Alaskan Book Cafe

Alternative-Read.com

Stacy, Carol RT Book Reviews

Welcome to the Stump the Bookseller blog!

Stump the Bookseller is a service offered by Loganberry Books to reconnect people to the books they love but can’t quite remember. In brief (for more detailed information see our About page), people can post their memories here, and the hivemind goes to work. After all, the collective mind of bibliophiles, readers, parents and librarians around the world is much better than just a few of us thinking. Together with these wonderful Stumper Magicians, we have a nearly 50% success rate in finding these long lost but treasured books. The more concrete the book description, the better the success rate, of course. It is a labor of love to keep it going, and there is a modest fee. Please see the How To page to find price information and details on how to submit your Book Stumper and payment.
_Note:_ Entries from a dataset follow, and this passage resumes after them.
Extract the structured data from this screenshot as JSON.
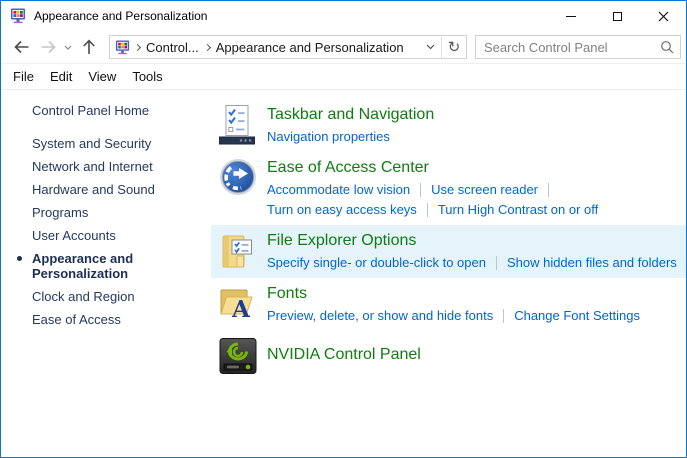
{
  "window": {
    "title": "Appearance and Personalization"
  },
  "toolbar": {
    "breadcrumb": [
      "Control...",
      "Appearance and Personalization"
    ],
    "search_placeholder": "Search Control Panel"
  },
  "icons": {
    "refresh": "↻",
    "fonts_letter": "A"
  },
  "menubar": {
    "items": [
      "File",
      "Edit",
      "View",
      "Tools"
    ]
  },
  "sidebar": {
    "home": "Control Panel Home",
    "top_items": [
      "System and Security",
      "Network and Internet",
      "Hardware and Sound",
      "Programs",
      "User Accounts"
    ],
    "selected": "Appearance and Personalization",
    "bottom_items": [
      "Clock and Region",
      "Ease of Access"
    ]
  },
  "main": {
    "sections": [
      {
        "title": "Taskbar and Navigation",
        "links": [
          [
            "Navigation properties"
          ]
        ]
      },
      {
        "title": "Ease of Access Center",
        "links": [
          [
            "Accommodate low vision",
            "Use screen reader"
          ],
          [
            "Turn on easy access keys",
            "Turn High Contrast on or off"
          ]
        ]
      },
      {
        "title": "File Explorer Options",
        "links": [
          [
            "Specify single- or double-click to open",
            "Show hidden files and folders"
          ]
        ]
      },
      {
        "title": "Fonts",
        "links": [
          [
            "Preview, delete, or show and hide fonts",
            "Change Font Settings"
          ]
        ]
      },
      {
        "title": "NVIDIA Control Panel",
        "links": []
      }
    ]
  },
  "colors": {
    "accent": "#0078d7",
    "heading_green": "#107c10",
    "link_blue": "#0066cc",
    "highlight_row": "#e5f3fb",
    "sidebar_text": "#243a5e"
  }
}
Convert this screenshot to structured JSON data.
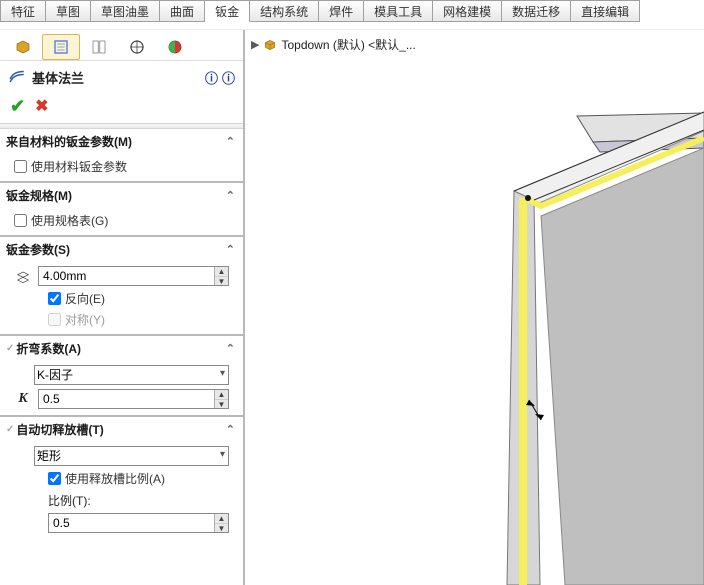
{
  "tabs": {
    "t0": "特征",
    "t1": "草图",
    "t2": "草图油墨",
    "t3": "曲面",
    "t4": "钣金",
    "t5": "结构系统",
    "t6": "焊件",
    "t7": "模具工具",
    "t8": "网格建模",
    "t9": "数据迁移",
    "t10": "直接编辑"
  },
  "feature": {
    "title": "基体法兰"
  },
  "tree": {
    "node": "Topdown (默认) <默认_..."
  },
  "sections": {
    "sheetMetalFromMaterial": {
      "header": "来自材料的钣金参数(M)",
      "useMaterial": "使用材料钣金参数"
    },
    "sheetMetalGauges": {
      "header": "钣金规格(M)",
      "useGauge": "使用规格表(G)"
    },
    "sheetMetalParams": {
      "header": "钣金参数(S)",
      "thickness": "4.00mm",
      "reverse": "反向(E)",
      "symmetric": "对称(Y)"
    },
    "bendAllowance": {
      "header": "折弯系数(A)",
      "method": "K-因子",
      "kvalue": "0.5"
    },
    "relief": {
      "header": "自动切释放槽(T)",
      "type": "矩形",
      "useRatio": "使用释放槽比例(A)",
      "ratioLabel": "比例(T):",
      "ratioValue": "0.5"
    }
  },
  "icons": {
    "flange": "flange-icon",
    "help1": "help-context-icon",
    "help2": "help-icon"
  }
}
Thanks to everyone involved to keep this forum going: our blogging team, the well-read Stumper Magicians, the many referrals, and of course to everyone who fondly remembers the wonder of books from their childhood and wants to share or revisit that wonder. Isn’t it amazing, the magic of a book?